------ Data in this exercise ------

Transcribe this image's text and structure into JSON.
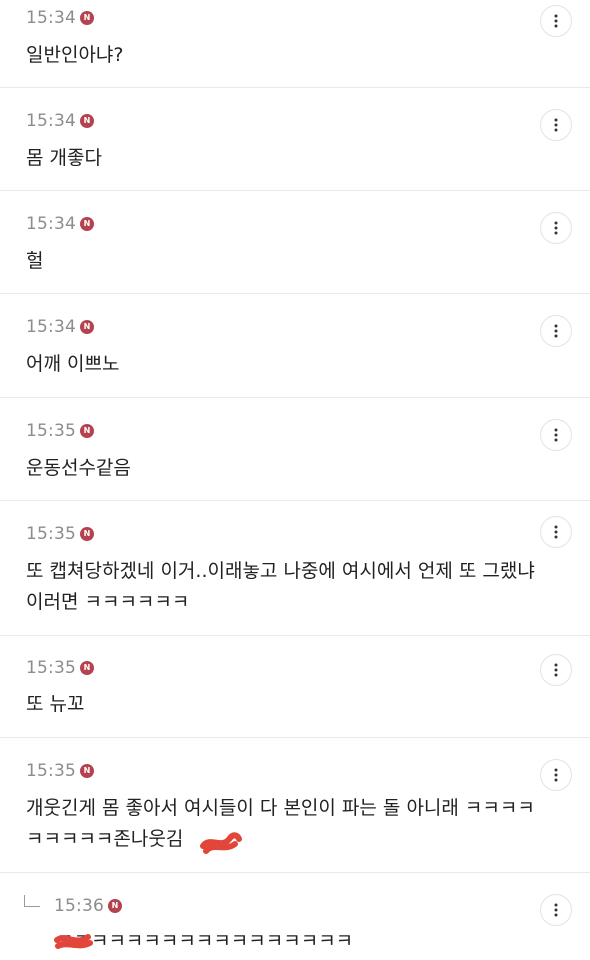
{
  "colors": {
    "badge": "#b5424f",
    "scribble": "#e2463a",
    "divider": "#e9e9e9",
    "time": "#8c8c8c"
  },
  "badge_label": "N",
  "icons": {
    "more": "more-vertical-icon",
    "new": "new-badge-icon",
    "reply": "reply-arrow-icon"
  },
  "comments": [
    {
      "time": "15:34",
      "text": "일반인아냐?"
    },
    {
      "time": "15:34",
      "text": "몸 개좋다"
    },
    {
      "time": "15:34",
      "text": "헐"
    },
    {
      "time": "15:34",
      "text": "어깨 이쁘노"
    },
    {
      "time": "15:35",
      "text": "운동선수같음"
    },
    {
      "time": "15:35",
      "text": "또 캡쳐당하겠네 이거..이래놓고 나중에 여시에서 언제 또 그랬냐 이러면 ㅋㅋㅋㅋㅋㅋ"
    },
    {
      "time": "15:35",
      "text": "또 뉴꼬"
    },
    {
      "time": "15:35",
      "text": "개웃긴게 몸 좋아서 여시들이 다 본인이 파는 돌 아니래 ㅋㅋㅋㅋㅋㅋㅋㅋㅋ존나웃김"
    },
    {
      "time": "15:36",
      "text": "ㅋㅋㅋㅋㅋㅋㅋㅋㅋㅋㅋㅋㅋㅋㅋㅋㅋ",
      "reply": true
    }
  ]
}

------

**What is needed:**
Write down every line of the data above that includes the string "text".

**Exercise output:**
Transcribe this image's text and structure into JSON.
      "text": "일반인아냐?"
      "text": "몸 개좋다"
      "text": "헐"
      "text": "어깨 이쁘노"
      "text": "운동선수같음"
      "text": "또 캡쳐당하겠네 이거..이래놓고 나중에 여시에서 언제 또 그랬냐 이러면 ㅋㅋㅋㅋㅋㅋ"
      "text": "또 뉴꼬"
      "text": "개웃긴게 몸 좋아서 여시들이 다 본인이 파는 돌 아니래 ㅋㅋㅋㅋㅋㅋㅋㅋㅋ존나웃김"
      "text": "ㅋㅋㅋㅋㅋㅋㅋㅋㅋㅋㅋㅋㅋㅋㅋㅋㅋ",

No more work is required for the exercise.